A new insect repellent is stronger than DEET and could prevent malaria
No more mosquito bites! No more fleas! No more moths! A new class of insect repellent is thousands of times more effective than DEET.
A team of researchers working on a project to develop new ways of controlling the spread of malaria found a compound that messes with the mosquito's sense of smell.
The compound known as Vanderbilt University Allosteric Agonist (VUAA1) activates every single odour receptor at once, overwhelming the mosquito and making it leave.
If you have been in an elevator or small office with someone wearing tons and tons of perfume, chances are you got dizzy after a while. Surely the smell lingered in your nose long after the encounter, making you feel even worse, or at least a bit nauseous. Researchers believe that something similar happens to mosquitoes when exposed to VUAA1, and Patrick Jones, one of the post-doctoral fellows involved in the study, believes that the effect is far worse for the insect than humans.

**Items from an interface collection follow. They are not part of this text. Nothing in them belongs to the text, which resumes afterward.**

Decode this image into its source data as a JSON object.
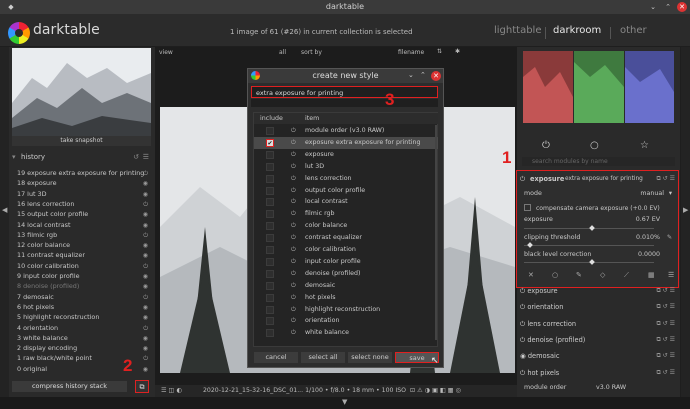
{
  "window": {
    "title": "darktable"
  },
  "app": {
    "brand": "darktable",
    "version": "",
    "collection_msg": "1 image of 61 (#26) in current collection is selected"
  },
  "views": {
    "lighttable": "lighttable",
    "darkroom": "darkroom",
    "other": "other"
  },
  "left": {
    "snapshot_btn": "take snapshot",
    "history_title": "history",
    "history_items": [
      "19 exposure extra exposure for printing",
      "18 exposure",
      "17 lut 3D",
      "16 lens correction",
      "15 output color profile",
      "14 local contrast",
      "13 filmic rgb",
      "12 color balance",
      "11 contrast equalizer",
      "10 color calibration",
      "9 input color profile",
      "8 denoise (profiled)",
      "7 demosaic",
      "6 hot pixels",
      "5 highlight reconstruction",
      "4 orientation",
      "3 white balance",
      "2 display encoding",
      "1 raw black/white point",
      "0 original"
    ],
    "compress_btn": "compress history stack"
  },
  "viewbar": {
    "view": "view",
    "all": "all",
    "sort_by": "sort by",
    "filename": "filename"
  },
  "dialog": {
    "title": "create new style",
    "name_value": "extra exposure for printing",
    "col_include": "include",
    "col_item": "item",
    "items": [
      "module order (v3.0 RAW)",
      "exposure extra exposure for printing",
      "exposure",
      "lut 3D",
      "lens correction",
      "output color profile",
      "local contrast",
      "filmic rgb",
      "color balance",
      "contrast equalizer",
      "color calibration",
      "input color profile",
      "denoise (profiled)",
      "demosaic",
      "hot pixels",
      "highlight reconstruction",
      "orientation",
      "white balance"
    ],
    "cancel": "cancel",
    "select_all": "select all",
    "select_none": "select none",
    "save": "save"
  },
  "right": {
    "search_placeholder": "search modules by name",
    "exposure_title": "exposure",
    "exposure_sub": "extra exposure for printing",
    "mode_label": "mode",
    "mode_value": "manual",
    "compensate": "compensate camera exposure (+0.0 EV)",
    "exposure_label": "exposure",
    "exposure_value": "0.67 EV",
    "clipping_label": "clipping threshold",
    "clipping_value": "0.010%",
    "black_label": "black level correction",
    "black_value": "0.0000",
    "modules": [
      "exposure",
      "orientation",
      "lens correction",
      "denoise (profiled)",
      "demosaic",
      "hot pixels"
    ],
    "module_order_label": "module order",
    "module_order_value": "v3.0 RAW"
  },
  "filmstrip": {
    "text": "2020-12-21_15-32-16_DSC_01...   1/100 • f/8.0 • 18 mm • 100 ISO"
  },
  "annotations": {
    "n1": "1",
    "n2": "2",
    "n3": "3"
  },
  "colors": {
    "accent_red": "#e02020",
    "bg": "#2a2a2a"
  }
}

The repellent activates OR, smell receptors found in mosquito antennae that respond to different odours, however, these are normally activated one by one and only when they are connected to a scent co-receptor known as Orco.
The researchers explain over atnews@Vanderbilt
"Think of an OR as a microphone that can detect a single frequency," explained Zwiebel. "On her antenna the mosquito has dozens of types of these microphones, each tuned to a specific frequency. Orco acts as the switch in each microphone that tells the brain when there is a signal.
"When a mosquito smells an odor, the microphone tuned to that smell will turn 'on' its Orco switch. The other microphones remain off," he continued. "However, by stimulating Orco directly we can turn them all on at once. This would effectively overload the mosquito's sense of smell and shut down her ability to find blood."
The scientists confirmed that VUAA1 activates similar smell receptors in other insects, including ants and moths. And they are planning to test it in Africa to try to stop mosquitoes from spreading malaria.
VUUA1 is not suitable for commercial products, but the researchers will soon start working in a compound that is appropriate for commercialisation and can put an end to mosquito bites.